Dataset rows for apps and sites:
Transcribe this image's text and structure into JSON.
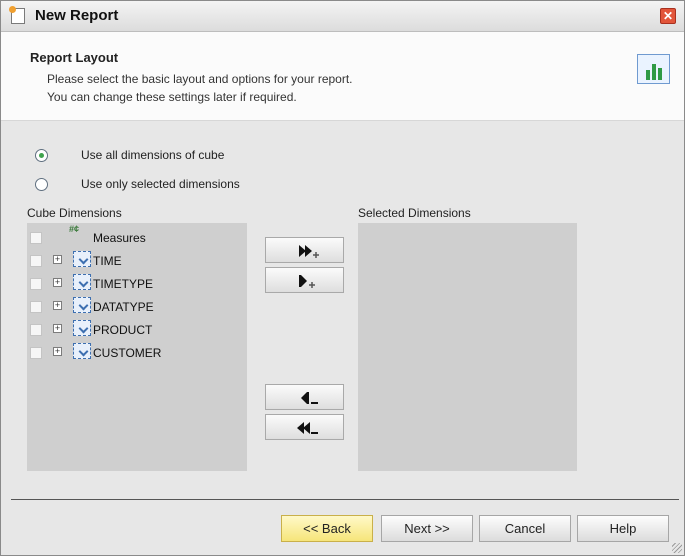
{
  "window": {
    "title": "New Report"
  },
  "header": {
    "title": "Report Layout",
    "desc_line1": "Please select the basic layout and options for your report.",
    "desc_line2": "You can change these settings later if required."
  },
  "options": {
    "all_dimensions": "Use all dimensions of cube",
    "selected_dimensions": "Use only selected dimensions",
    "selected_option": "all_dimensions"
  },
  "cube_panel": {
    "label": "Cube Dimensions",
    "items": [
      {
        "label": "Measures",
        "icon": "measures-icon"
      },
      {
        "label": "TIME",
        "icon": "dimension-icon"
      },
      {
        "label": "TIMETYPE",
        "icon": "dimension-icon"
      },
      {
        "label": "DATATYPE",
        "icon": "dimension-icon"
      },
      {
        "label": "PRODUCT",
        "icon": "dimension-icon"
      },
      {
        "label": "CUSTOMER",
        "icon": "dimension-icon"
      }
    ]
  },
  "selected_panel": {
    "label": "Selected Dimensions",
    "items": []
  },
  "move_buttons": {
    "add_all": "add-all-icon",
    "add_one": "add-one-icon",
    "remove_one": "remove-one-icon",
    "remove_all": "remove-all-icon"
  },
  "footer": {
    "back": "<< Back",
    "next": "Next >>",
    "cancel": "Cancel",
    "help": "Help"
  },
  "colors": {
    "primary_button": "#f6e57a",
    "radio_selected": "#3fa34d",
    "panel": "#cfcfcf"
  }
}
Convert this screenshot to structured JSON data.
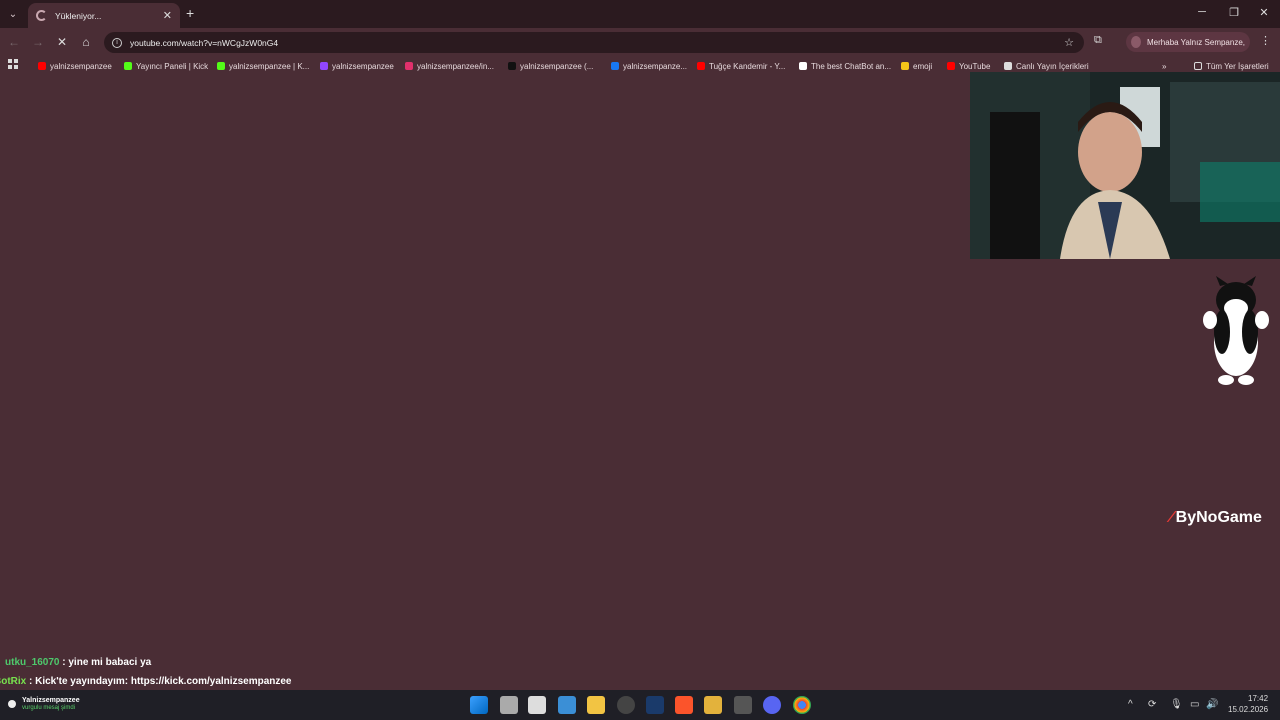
{
  "browser": {
    "tab_title": "Yükleniyor...",
    "url": "youtube.com/watch?v=nWCgJzW0nG4",
    "profile_text": "Merhaba Yalnız Sempanze,",
    "bookmarks": [
      {
        "label": "yalnizsempanzee",
        "icon": "youtube-icon",
        "color": "#ff0000"
      },
      {
        "label": "Yayıncı Paneli | Kick",
        "icon": "kick-icon",
        "color": "#53fc18"
      },
      {
        "label": "yalnizsempanzee | K...",
        "icon": "kick-icon",
        "color": "#53fc18"
      },
      {
        "label": "yalnizsempanzee",
        "icon": "twitch-icon",
        "color": "#9146ff"
      },
      {
        "label": "yalnizsempanzee/in...",
        "icon": "instagram-icon",
        "color": "#e1306c"
      },
      {
        "label": "yalnizsempanzee (...",
        "icon": "tiktok-icon",
        "color": "#111111"
      },
      {
        "label": "yalnizsempanze...",
        "icon": "facebook-icon",
        "color": "#1877f2"
      },
      {
        "label": "Tuğçe Kandemir - Y...",
        "icon": "youtube-icon",
        "color": "#ff0000"
      },
      {
        "label": "The best ChatBot an...",
        "icon": "chatbot-icon",
        "color": "#ffffff"
      },
      {
        "label": "emoji",
        "icon": "emoji-icon",
        "color": "#f5c518"
      },
      {
        "label": "YouTube",
        "icon": "youtube-icon",
        "color": "#ff0000"
      },
      {
        "label": "Canlı Yayın İçerikleri",
        "icon": "folder-icon",
        "color": "#dddddd"
      }
    ],
    "all_bookmarks_label": "Tüm Yer İşaretleri"
  },
  "overlay": {
    "brand": "ByNoGame",
    "chat": [
      {
        "user": "utku_16070",
        "message": " : yine mi babaci ya"
      },
      {
        "user": "BotRix",
        "message": " : Kick'te yayındayım: https://kick.com/yalnizsempanzee"
      }
    ]
  },
  "taskbar": {
    "weather_title": "Yalnizsempanzee",
    "weather_sub": "vurgulu mesaj şimdi",
    "time": "17:42",
    "date": "15.02.2026"
  },
  "colors": {
    "page_bg": "#4a2d35",
    "titlebar_bg": "#2b1a1f",
    "taskbar_bg": "#1f1f26"
  }
}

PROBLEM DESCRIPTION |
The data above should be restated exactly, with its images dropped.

RESULT |
Transcribe this image's text and structure into JSON.
{
  "window": {
    "title": "New Report"
  },
  "header": {
    "title": "Report Layout",
    "desc_line1": "Please select the basic layout and options for your report.",
    "desc_line2": "You can change these settings later if required."
  },
  "options": {
    "all_dimensions": "Use all dimensions of cube",
    "selected_dimensions": "Use only selected dimensions",
    "selected_option": "all_dimensions"
  },
  "cube_panel": {
    "label": "Cube Dimensions",
    "items": [
      {
        "label": "Measures",
        "icon": "measures-icon"
      },
      {
        "label": "TIME",
        "icon": "dimension-icon"
      },
      {
        "label": "TIMETYPE",
        "icon": "dimension-icon"
      },
      {
        "label": "DATATYPE",
        "icon": "dimension-icon"
      },
      {
        "label": "PRODUCT",
        "icon": "dimension-icon"
      },
      {
        "label": "CUSTOMER",
        "icon": "dimension-icon"
      }
    ]
  },
  "selected_panel": {
    "label": "Selected Dimensions",
    "items": []
  },
  "move_buttons": {
    "add_all": "add-all-icon",
    "add_one": "add-one-icon",
    "remove_one": "remove-one-icon",
    "remove_all": "remove-all-icon"
  },
  "footer": {
    "back": "<< Back",
    "next": "Next >>",
    "cancel": "Cancel",
    "help": "Help"
  },
  "colors": {
    "primary_button": "#f6e57a",
    "radio_selected": "#3fa34d",
    "panel": "#cfcfcf"
  }
}
Convert this screenshot to structured JSON data.
{
  "browser": {
    "tab_title": "Yükleniyor...",
    "url": "youtube.com/watch?v=nWCgJzW0nG4",
    "profile_text": "Merhaba Yalnız Sempanze,",
    "bookmarks": [
      {
        "label": "yalnizsempanzee",
        "icon": "youtube-icon",
        "color": "#ff0000"
      },
      {
        "label": "Yayıncı Paneli | Kick",
        "icon": "kick-icon",
        "color": "#53fc18"
      },
      {
        "label": "yalnizsempanzee | K...",
        "icon": "kick-icon",
        "color": "#53fc18"
      },
      {
        "label": "yalnizsempanzee",
        "icon": "twitch-icon",
        "color": "#9146ff"
      },
      {
        "label": "yalnizsempanzee/in...",
        "icon": "instagram-icon",
        "color": "#e1306c"
      },
      {
        "label": "yalnizsempanzee (...",
        "icon": "tiktok-icon",
        "color": "#111111"
      },
      {
        "label": "yalnizsempanze...",
        "icon": "facebook-icon",
        "color": "#1877f2"
      },
      {
        "label": "Tuğçe Kandemir - Y...",
        "icon": "youtube-icon",
        "color": "#ff0000"
      },
      {
        "label": "The best ChatBot an...",
        "icon": "chatbot-icon",
        "color": "#ffffff"
      },
      {
        "label": "emoji",
        "icon": "emoji-icon",
        "color": "#f5c518"
      },
      {
        "label": "YouTube",
        "icon": "youtube-icon",
        "color": "#ff0000"
      },
      {
        "label": "Canlı Yayın İçerikleri",
        "icon": "folder-icon",
        "color": "#dddddd"
      }
    ],
    "all_bookmarks_label": "Tüm Yer İşaretleri"
  },
  "overlay": {
    "brand": "ByNoGame",
    "chat": [
      {
        "user": "utku_16070",
        "message": " : yine mi babaci ya"
      },
      {
        "user": "BotRix",
        "message": " : Kick'te yayındayım: https://kick.com/yalnizsempanzee"
      }
    ]
  },
  "taskbar": {
    "weather_title": "Yalnizsempanzee",
    "weather_sub": "vurgulu mesaj şimdi",
    "time": "17:42",
    "date": "15.02.2026"
  },
  "colors": {
    "page_bg": "#4a2d35",
    "titlebar_bg": "#2b1a1f",
    "taskbar_bg": "#1f1f26"
  }
}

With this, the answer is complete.